When it comes to breastfeeding, racial equity is an issue. According to the Centers for Disease Control, fewer than 60% of Black mothers have ever breastfed compared to 75% of white mothers. Breastfeeding builds immunities, is free and provides excellent nutrition and Black babies are in greater need of its benefits than ever. Why?
Racial inequality results in health inequality. Black babies die at twice –– and in some places, three times –– the rate as white infants. According to the CDC, increased breastfeeding could decrease infant mortality by as much as 50%. Additionally, it has been shown to reduce risks of SIDS, asthma, Type II diabetes, respiratory infections and other illnesses that Black children have in greater numbers than others.

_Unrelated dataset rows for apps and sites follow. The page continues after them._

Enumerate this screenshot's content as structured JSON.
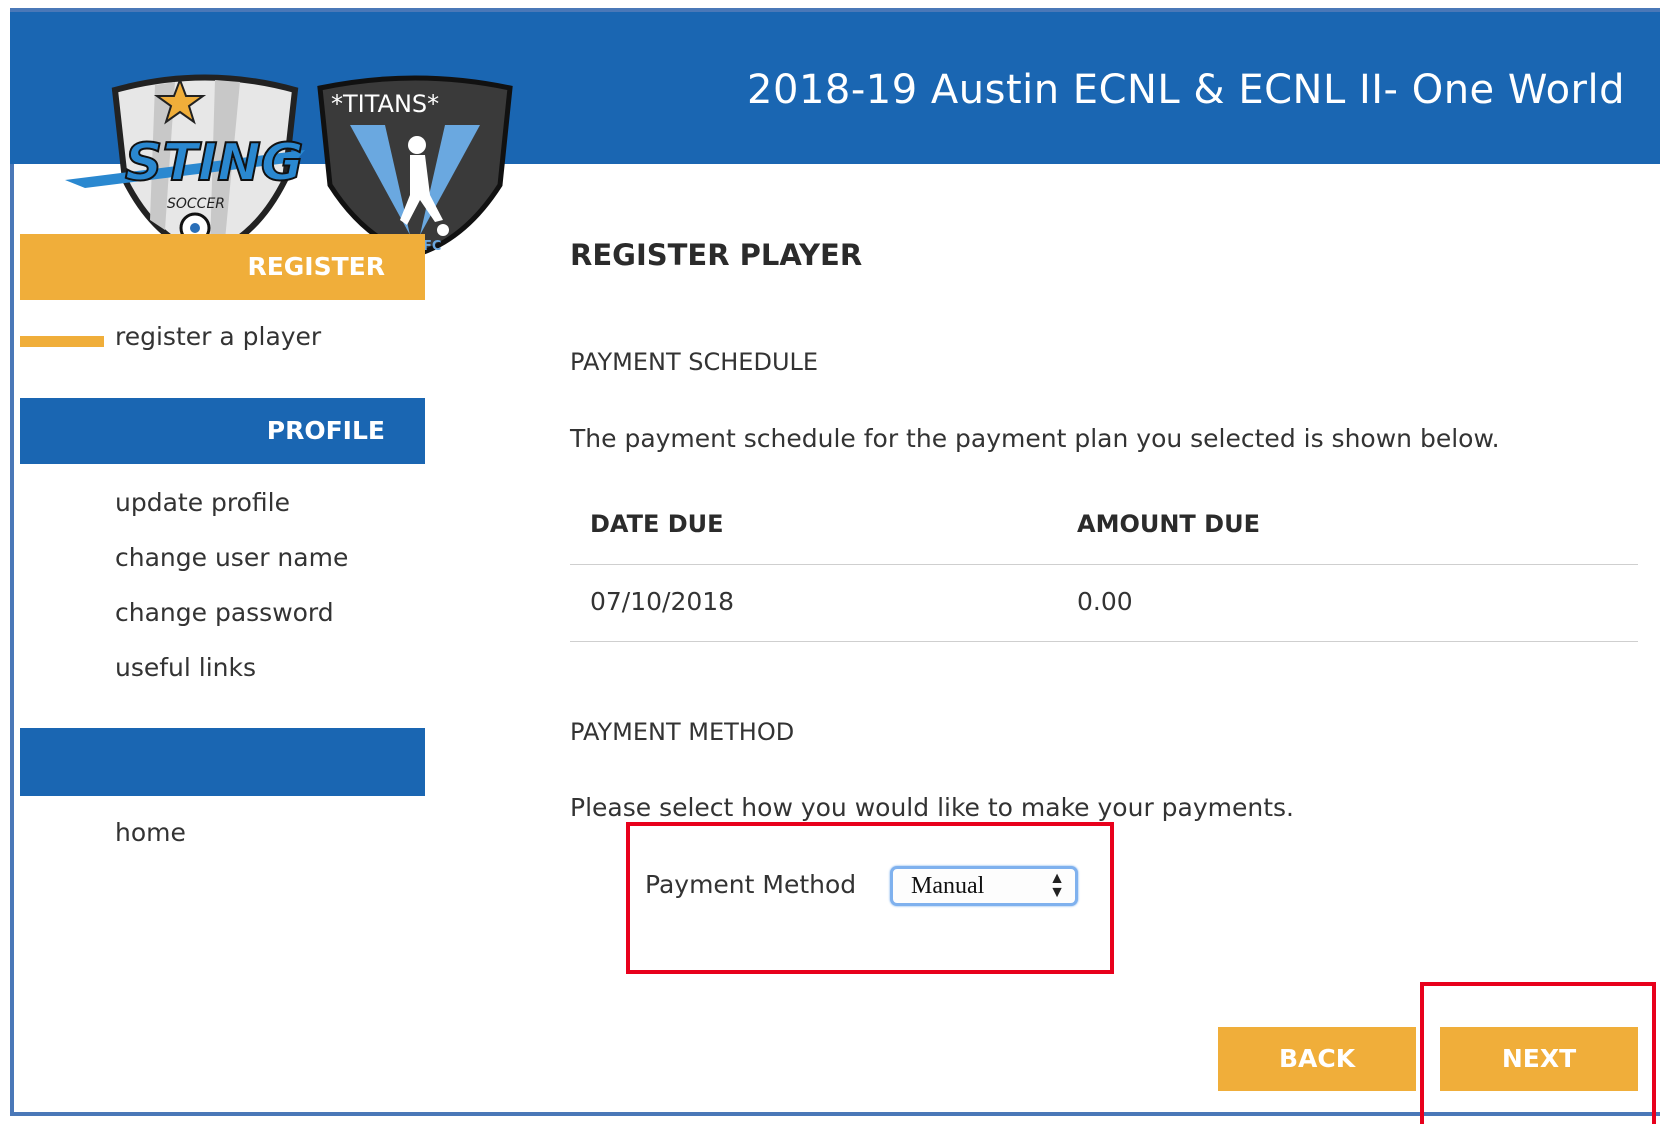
{
  "header": {
    "title": "2018-19 Austin ECNL & ECNL II- One World"
  },
  "logo": {
    "left_text": "STING",
    "left_sub": "SOCCER",
    "right_text": "*TITANS*",
    "right_sub": "FC"
  },
  "sidebar": {
    "register_heading": "REGISTER",
    "register_items": [
      "register a player"
    ],
    "profile_heading": "PROFILE",
    "profile_items": [
      "update profile",
      "change user name",
      "change password",
      "useful links"
    ],
    "other_items": [
      "home"
    ]
  },
  "main": {
    "title": "REGISTER PLAYER",
    "schedule_heading": "PAYMENT SCHEDULE",
    "schedule_text": "The payment schedule for the payment plan you selected is shown below.",
    "schedule_table": {
      "columns": [
        "DATE DUE",
        "AMOUNT DUE"
      ],
      "rows": [
        [
          "07/10/2018",
          "0.00"
        ]
      ]
    },
    "method_heading": "PAYMENT METHOD",
    "method_text": "Please select how you would like to make your payments.",
    "method_label": "Payment Method",
    "method_selected": "Manual"
  },
  "buttons": {
    "back": "BACK",
    "next": "NEXT"
  },
  "colors": {
    "brand_blue": "#1a66b2",
    "accent_orange": "#f0ae3a",
    "highlight_red": "#e8001c"
  }
}
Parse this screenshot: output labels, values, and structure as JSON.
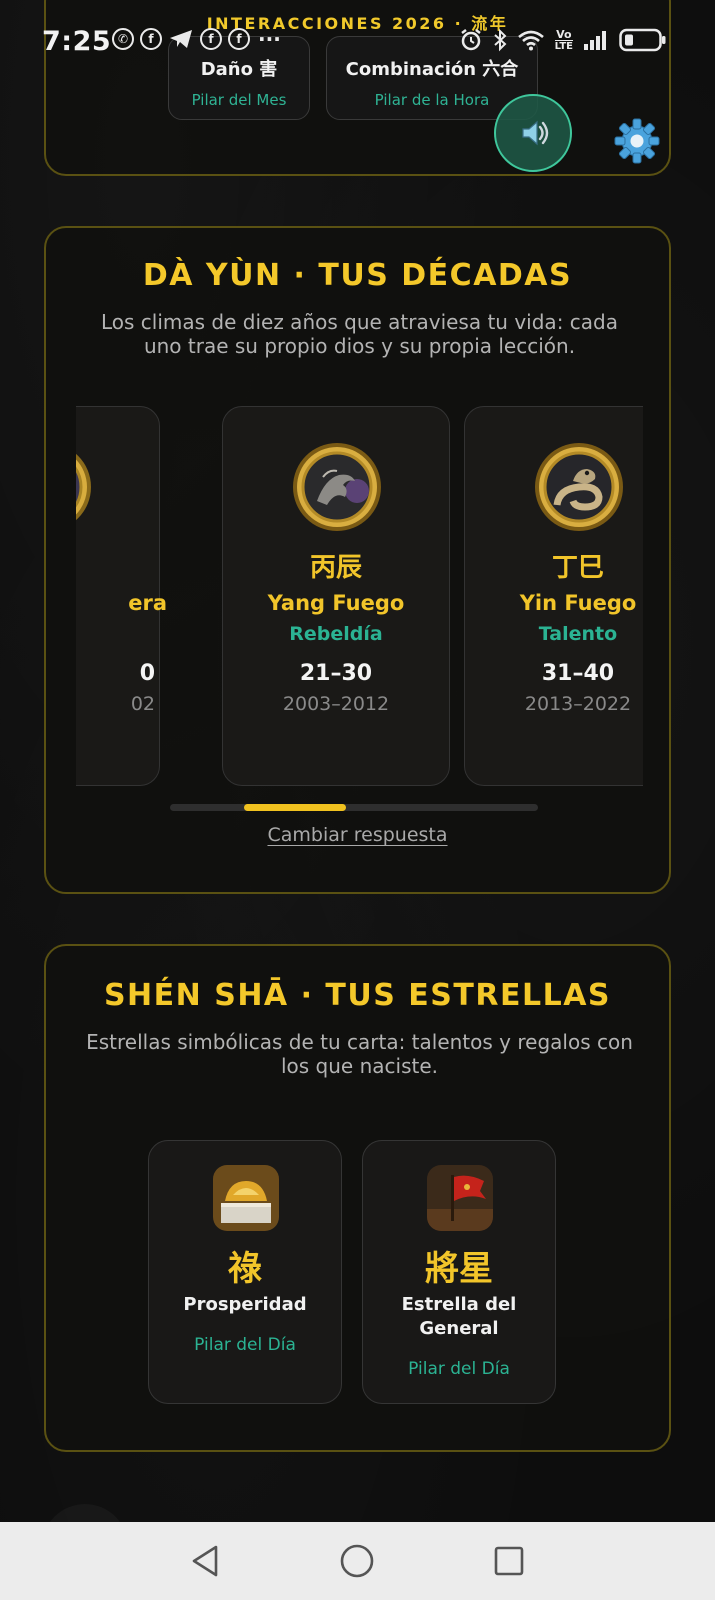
{
  "status_bar": {
    "time": "7:25",
    "app_icons": [
      "whatsapp-icon",
      "facebook-icon",
      "telegram-icon",
      "facebook-icon",
      "facebook-icon"
    ],
    "more": "···",
    "right_icons": [
      "alarm-icon",
      "bluetooth-icon",
      "wifi-icon",
      "volte-icon",
      "signal-icon",
      "battery-icon"
    ],
    "volte_top": "Vo",
    "volte_bottom": "LTE"
  },
  "banner": "INTERACCIONES 2026 · 流年",
  "top_chips": [
    {
      "title": "Daño 害",
      "sub": "Pilar del Mes"
    },
    {
      "title": "Combinación 六合",
      "sub": "Pilar de la Hora"
    }
  ],
  "dayun": {
    "title": "DÀ YÙN · TUS DÉCADAS",
    "description": "Los climas de diez años que atraviesa tu vida: cada uno trae su propio dios y su propia lección.",
    "decades": [
      {
        "pillar": "",
        "element": "era",
        "theme": "",
        "ages": "0",
        "years": "02",
        "animal": "dragon"
      },
      {
        "pillar": "丙辰",
        "element": "Yang Fuego",
        "theme": "Rebeldía",
        "ages": "21–30",
        "years": "2003–2012",
        "animal": "dragon"
      },
      {
        "pillar": "丁巳",
        "element": "Yin Fuego",
        "theme": "Talento",
        "ages": "31–40",
        "years": "2013–2022",
        "animal": "snake"
      }
    ],
    "scroll_position": 0.2,
    "change_link": "Cambiar respuesta"
  },
  "shensha": {
    "title": "SHÉN SHĀ · TUS ESTRELLAS",
    "description": "Estrellas simbólicas de tu carta: talentos y regalos con los que naciste.",
    "stars": [
      {
        "glyph": "祿",
        "name": "Prosperidad",
        "pillar": "Pilar del Día",
        "icon": "gold-ingot-icon"
      },
      {
        "glyph": "將星",
        "name": "Estrella del General",
        "pillar": "Pilar del Día",
        "icon": "red-flag-icon"
      }
    ]
  },
  "colors": {
    "gold": "#f2c52a",
    "teal": "#2bb393",
    "card_border": "#5a5112",
    "background": "#0d0d0d"
  },
  "nav": [
    "back-icon",
    "home-icon",
    "recents-icon"
  ]
}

Racial inequality results in access inequality. Black communities may be “first food deserts” –– a term coined by Kimberly Seals Allers, one of the founders of Black Breastfeeding Week –– meaning access to healthy food that supports breastfeeding may be limited.
Racial inequality and breastfeeding bear a cultural legacy –– and lack of diversity. The historic role of Black women as wet nurses in enslavement and beyond, the lack of role models and multi-generational support for breastfeeding and a woeful lack of diversity in lactation education and support has contributed to fewer black women breastfeeding.
Black Breastfeeding week was launched over eight years ago by Kimberly Seals Allers, Kiddada Green and Anayah Sangodele-Ayoka. Black Breastfeeding Week grew out of the need to promote awareness and highlight the special challenges and triumphs of being Black and breastfeeding. To learn more about events and activities this year, visit at Black Breastfeeding Week